• [Task statement]
The required result is a copy of each line below in which "Studienangebot" appears.

[Data records for software interfaces]
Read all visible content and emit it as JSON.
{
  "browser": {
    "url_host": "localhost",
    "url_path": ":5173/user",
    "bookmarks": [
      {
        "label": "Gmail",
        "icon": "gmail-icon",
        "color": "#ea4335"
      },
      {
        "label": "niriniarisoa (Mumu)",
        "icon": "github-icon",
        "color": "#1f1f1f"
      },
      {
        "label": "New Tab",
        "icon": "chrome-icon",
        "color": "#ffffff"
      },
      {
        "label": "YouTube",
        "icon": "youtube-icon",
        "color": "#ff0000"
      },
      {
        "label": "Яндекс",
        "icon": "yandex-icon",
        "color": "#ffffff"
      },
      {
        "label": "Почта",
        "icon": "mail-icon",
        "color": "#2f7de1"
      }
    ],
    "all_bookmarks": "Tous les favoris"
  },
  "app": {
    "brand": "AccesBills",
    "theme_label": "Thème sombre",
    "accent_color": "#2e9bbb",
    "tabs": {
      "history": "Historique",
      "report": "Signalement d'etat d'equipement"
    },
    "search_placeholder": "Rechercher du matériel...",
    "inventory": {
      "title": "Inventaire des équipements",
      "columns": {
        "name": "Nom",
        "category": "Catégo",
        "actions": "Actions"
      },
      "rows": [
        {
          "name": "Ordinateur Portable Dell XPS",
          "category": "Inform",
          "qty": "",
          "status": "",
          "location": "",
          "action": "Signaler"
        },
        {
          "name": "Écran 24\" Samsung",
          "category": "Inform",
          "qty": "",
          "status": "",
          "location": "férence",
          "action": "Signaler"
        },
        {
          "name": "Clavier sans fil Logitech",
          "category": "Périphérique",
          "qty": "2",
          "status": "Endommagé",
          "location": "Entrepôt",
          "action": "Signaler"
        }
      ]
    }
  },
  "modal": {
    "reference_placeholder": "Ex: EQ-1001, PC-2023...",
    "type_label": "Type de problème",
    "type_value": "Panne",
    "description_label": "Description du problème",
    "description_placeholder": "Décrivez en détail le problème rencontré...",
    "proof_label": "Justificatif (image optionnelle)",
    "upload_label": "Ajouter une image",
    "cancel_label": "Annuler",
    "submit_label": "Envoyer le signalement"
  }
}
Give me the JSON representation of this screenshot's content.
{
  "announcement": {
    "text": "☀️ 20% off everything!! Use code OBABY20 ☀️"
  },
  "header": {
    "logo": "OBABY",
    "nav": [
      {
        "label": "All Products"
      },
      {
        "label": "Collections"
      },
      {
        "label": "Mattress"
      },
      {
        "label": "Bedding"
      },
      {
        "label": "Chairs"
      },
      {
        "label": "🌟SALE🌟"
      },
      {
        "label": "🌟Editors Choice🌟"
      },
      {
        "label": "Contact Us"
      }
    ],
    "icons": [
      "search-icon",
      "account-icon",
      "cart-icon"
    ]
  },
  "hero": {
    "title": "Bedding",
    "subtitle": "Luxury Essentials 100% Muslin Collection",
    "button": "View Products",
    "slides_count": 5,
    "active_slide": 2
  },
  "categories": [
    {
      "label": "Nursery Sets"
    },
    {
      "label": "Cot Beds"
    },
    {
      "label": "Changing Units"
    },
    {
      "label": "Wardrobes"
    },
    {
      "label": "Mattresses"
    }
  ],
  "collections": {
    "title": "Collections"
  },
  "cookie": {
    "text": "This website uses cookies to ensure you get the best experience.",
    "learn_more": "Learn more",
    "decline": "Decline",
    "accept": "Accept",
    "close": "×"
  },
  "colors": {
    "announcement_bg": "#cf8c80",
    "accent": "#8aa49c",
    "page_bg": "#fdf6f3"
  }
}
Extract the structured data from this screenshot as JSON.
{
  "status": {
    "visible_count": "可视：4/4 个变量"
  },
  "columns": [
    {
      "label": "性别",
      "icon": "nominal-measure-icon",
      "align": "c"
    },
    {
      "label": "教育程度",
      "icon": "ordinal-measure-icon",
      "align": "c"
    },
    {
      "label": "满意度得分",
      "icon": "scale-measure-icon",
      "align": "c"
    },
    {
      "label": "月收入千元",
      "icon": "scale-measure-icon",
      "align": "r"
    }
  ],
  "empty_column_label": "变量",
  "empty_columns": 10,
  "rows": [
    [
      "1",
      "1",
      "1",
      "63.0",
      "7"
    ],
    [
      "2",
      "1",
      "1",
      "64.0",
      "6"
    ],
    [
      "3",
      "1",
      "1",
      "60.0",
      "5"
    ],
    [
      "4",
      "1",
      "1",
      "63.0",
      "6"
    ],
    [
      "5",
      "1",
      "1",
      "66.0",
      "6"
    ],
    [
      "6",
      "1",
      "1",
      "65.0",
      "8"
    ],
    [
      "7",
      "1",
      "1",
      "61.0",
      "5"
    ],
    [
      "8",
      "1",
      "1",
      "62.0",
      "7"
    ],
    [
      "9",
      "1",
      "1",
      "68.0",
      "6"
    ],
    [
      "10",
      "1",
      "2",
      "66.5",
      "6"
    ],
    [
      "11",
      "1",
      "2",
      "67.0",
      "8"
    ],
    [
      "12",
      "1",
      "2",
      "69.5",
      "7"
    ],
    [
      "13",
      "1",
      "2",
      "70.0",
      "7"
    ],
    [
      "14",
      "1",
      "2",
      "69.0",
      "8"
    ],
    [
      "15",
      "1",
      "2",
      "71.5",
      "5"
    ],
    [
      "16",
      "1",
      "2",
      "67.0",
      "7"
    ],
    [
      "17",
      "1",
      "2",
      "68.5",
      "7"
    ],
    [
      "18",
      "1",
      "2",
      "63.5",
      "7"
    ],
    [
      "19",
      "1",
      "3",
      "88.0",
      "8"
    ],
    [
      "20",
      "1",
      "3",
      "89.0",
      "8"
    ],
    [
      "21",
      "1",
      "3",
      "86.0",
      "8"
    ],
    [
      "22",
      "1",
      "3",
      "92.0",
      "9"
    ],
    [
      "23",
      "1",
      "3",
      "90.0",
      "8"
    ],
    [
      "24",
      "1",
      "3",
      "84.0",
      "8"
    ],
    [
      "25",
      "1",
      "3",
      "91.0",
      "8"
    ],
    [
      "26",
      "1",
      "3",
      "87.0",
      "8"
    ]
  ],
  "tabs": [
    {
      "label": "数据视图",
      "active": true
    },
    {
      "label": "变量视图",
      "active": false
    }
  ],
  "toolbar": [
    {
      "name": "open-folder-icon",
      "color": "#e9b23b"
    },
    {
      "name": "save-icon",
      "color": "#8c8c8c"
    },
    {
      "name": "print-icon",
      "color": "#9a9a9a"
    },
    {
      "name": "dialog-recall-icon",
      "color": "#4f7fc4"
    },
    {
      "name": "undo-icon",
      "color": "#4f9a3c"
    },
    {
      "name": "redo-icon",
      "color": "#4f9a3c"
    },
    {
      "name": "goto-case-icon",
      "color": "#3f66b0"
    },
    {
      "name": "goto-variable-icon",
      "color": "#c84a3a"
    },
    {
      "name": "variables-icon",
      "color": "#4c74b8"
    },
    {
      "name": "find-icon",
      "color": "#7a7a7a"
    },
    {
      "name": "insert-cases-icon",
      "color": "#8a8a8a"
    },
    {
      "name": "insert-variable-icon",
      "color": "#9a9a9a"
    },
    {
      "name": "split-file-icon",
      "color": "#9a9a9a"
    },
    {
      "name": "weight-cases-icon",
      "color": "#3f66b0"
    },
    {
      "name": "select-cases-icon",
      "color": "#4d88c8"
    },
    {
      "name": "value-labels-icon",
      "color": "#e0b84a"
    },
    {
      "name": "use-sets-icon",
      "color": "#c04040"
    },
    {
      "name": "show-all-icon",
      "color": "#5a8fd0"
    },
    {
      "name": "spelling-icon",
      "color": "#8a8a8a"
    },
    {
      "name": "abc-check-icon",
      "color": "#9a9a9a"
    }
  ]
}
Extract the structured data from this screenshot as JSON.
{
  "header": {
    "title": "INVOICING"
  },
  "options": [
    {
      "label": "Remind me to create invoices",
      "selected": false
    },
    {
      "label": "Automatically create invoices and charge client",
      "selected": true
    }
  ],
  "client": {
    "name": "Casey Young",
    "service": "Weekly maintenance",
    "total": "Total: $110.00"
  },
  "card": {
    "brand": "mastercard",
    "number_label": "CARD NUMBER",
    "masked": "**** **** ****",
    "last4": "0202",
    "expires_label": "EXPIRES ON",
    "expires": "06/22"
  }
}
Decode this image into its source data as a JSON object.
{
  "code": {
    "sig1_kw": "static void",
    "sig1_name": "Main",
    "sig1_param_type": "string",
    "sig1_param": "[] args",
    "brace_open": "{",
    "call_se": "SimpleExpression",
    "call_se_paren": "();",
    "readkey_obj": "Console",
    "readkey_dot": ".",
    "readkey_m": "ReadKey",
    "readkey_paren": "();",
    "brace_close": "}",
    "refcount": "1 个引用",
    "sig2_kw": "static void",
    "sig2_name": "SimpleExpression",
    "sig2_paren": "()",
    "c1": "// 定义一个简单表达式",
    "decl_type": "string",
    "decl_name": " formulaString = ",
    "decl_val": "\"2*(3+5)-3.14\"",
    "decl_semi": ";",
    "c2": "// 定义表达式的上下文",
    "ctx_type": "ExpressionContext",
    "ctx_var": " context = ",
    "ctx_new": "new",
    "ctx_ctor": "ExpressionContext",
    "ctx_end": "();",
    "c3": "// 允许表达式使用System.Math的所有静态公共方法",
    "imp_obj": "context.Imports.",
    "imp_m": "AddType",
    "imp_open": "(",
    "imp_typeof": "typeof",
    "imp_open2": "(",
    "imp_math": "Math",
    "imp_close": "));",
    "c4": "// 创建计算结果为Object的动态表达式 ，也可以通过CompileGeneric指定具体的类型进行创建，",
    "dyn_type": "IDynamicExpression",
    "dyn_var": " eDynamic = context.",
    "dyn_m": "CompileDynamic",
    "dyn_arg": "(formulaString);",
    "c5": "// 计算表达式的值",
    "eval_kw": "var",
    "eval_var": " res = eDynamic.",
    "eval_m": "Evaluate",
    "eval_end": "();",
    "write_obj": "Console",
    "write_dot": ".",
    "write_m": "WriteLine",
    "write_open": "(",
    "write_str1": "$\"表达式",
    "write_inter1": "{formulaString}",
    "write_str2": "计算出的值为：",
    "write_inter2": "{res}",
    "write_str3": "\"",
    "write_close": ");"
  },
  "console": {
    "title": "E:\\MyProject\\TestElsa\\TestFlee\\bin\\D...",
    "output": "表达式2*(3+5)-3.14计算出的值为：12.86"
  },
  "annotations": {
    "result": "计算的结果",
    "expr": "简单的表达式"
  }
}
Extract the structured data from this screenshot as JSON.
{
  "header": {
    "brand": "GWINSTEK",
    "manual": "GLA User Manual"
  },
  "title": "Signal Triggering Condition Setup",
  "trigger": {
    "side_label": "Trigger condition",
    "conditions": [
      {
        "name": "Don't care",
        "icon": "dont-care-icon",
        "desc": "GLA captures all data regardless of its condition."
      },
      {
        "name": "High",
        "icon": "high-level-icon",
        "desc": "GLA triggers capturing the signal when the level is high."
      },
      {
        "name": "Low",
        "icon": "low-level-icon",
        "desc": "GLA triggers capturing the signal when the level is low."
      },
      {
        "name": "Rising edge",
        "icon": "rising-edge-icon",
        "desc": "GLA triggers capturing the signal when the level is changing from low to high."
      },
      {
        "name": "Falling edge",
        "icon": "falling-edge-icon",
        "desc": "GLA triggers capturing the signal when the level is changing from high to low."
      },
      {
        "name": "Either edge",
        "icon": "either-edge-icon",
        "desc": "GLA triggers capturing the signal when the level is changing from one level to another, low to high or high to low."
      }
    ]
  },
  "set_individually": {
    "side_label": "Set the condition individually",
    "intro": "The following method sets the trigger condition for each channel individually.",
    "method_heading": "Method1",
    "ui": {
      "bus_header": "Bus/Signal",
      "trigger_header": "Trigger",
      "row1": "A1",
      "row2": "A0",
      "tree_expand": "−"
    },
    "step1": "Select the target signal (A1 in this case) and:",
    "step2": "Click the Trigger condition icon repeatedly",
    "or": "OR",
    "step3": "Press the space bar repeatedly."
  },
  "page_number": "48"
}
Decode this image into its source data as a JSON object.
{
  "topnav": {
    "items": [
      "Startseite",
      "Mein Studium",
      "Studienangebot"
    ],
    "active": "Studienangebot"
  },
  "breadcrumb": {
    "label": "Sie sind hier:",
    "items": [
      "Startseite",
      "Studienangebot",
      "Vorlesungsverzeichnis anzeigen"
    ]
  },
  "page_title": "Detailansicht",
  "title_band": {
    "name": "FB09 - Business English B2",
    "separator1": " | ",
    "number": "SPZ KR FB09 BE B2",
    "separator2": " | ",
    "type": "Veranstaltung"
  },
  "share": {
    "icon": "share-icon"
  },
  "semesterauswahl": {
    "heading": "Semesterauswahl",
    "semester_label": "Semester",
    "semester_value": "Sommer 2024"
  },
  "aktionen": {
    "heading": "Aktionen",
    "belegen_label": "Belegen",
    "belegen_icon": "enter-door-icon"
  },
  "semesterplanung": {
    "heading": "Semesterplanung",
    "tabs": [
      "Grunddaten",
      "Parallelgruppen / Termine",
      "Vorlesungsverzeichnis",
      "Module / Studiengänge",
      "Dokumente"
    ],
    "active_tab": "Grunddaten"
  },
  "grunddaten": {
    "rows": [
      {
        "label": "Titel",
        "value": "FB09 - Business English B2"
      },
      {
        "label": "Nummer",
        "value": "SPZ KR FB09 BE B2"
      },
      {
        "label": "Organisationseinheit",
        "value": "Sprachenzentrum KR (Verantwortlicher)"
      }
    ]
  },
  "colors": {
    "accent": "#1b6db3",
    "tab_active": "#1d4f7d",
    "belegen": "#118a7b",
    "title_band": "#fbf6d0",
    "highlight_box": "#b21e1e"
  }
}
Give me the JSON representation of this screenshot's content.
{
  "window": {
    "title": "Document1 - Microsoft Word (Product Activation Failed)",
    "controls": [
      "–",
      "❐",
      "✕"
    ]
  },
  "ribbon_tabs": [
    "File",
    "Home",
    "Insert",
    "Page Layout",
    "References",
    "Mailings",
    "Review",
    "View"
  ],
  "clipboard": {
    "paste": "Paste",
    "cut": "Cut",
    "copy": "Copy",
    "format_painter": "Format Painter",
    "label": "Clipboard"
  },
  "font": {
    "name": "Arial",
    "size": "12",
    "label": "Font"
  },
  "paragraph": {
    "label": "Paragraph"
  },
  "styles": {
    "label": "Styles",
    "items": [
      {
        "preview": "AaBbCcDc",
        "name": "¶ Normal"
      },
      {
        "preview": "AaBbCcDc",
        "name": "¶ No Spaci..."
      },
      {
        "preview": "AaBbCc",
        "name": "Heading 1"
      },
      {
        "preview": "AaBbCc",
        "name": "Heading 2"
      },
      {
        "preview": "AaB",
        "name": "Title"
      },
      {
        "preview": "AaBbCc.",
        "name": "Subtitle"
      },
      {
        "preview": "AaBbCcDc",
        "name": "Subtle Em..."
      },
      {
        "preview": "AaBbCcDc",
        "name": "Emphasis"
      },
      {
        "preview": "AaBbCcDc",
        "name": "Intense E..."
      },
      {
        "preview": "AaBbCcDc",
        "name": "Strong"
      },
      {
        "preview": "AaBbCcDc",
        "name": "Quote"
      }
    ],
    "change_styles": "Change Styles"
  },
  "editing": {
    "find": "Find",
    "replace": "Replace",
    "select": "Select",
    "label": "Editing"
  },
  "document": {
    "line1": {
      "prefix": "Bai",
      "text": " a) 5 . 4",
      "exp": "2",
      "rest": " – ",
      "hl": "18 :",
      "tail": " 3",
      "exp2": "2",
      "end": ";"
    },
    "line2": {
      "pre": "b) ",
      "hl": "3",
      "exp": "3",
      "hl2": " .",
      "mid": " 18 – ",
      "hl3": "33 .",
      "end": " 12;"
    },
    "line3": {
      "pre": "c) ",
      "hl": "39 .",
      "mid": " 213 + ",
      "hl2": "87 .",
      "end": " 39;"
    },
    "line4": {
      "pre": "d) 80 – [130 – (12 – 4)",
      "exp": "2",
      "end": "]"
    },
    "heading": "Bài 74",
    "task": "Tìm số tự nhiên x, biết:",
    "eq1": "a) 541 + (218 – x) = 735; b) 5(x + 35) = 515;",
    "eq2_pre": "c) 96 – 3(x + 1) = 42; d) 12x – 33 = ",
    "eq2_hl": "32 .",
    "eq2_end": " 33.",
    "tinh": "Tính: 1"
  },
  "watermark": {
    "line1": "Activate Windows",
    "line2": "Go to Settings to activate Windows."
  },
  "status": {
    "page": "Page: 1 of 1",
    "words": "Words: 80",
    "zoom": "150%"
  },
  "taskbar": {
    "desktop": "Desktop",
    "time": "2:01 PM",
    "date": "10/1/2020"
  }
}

• [Response box]
      "Studienangebot"
    "active": "Studienangebot"
      "Studienangebot",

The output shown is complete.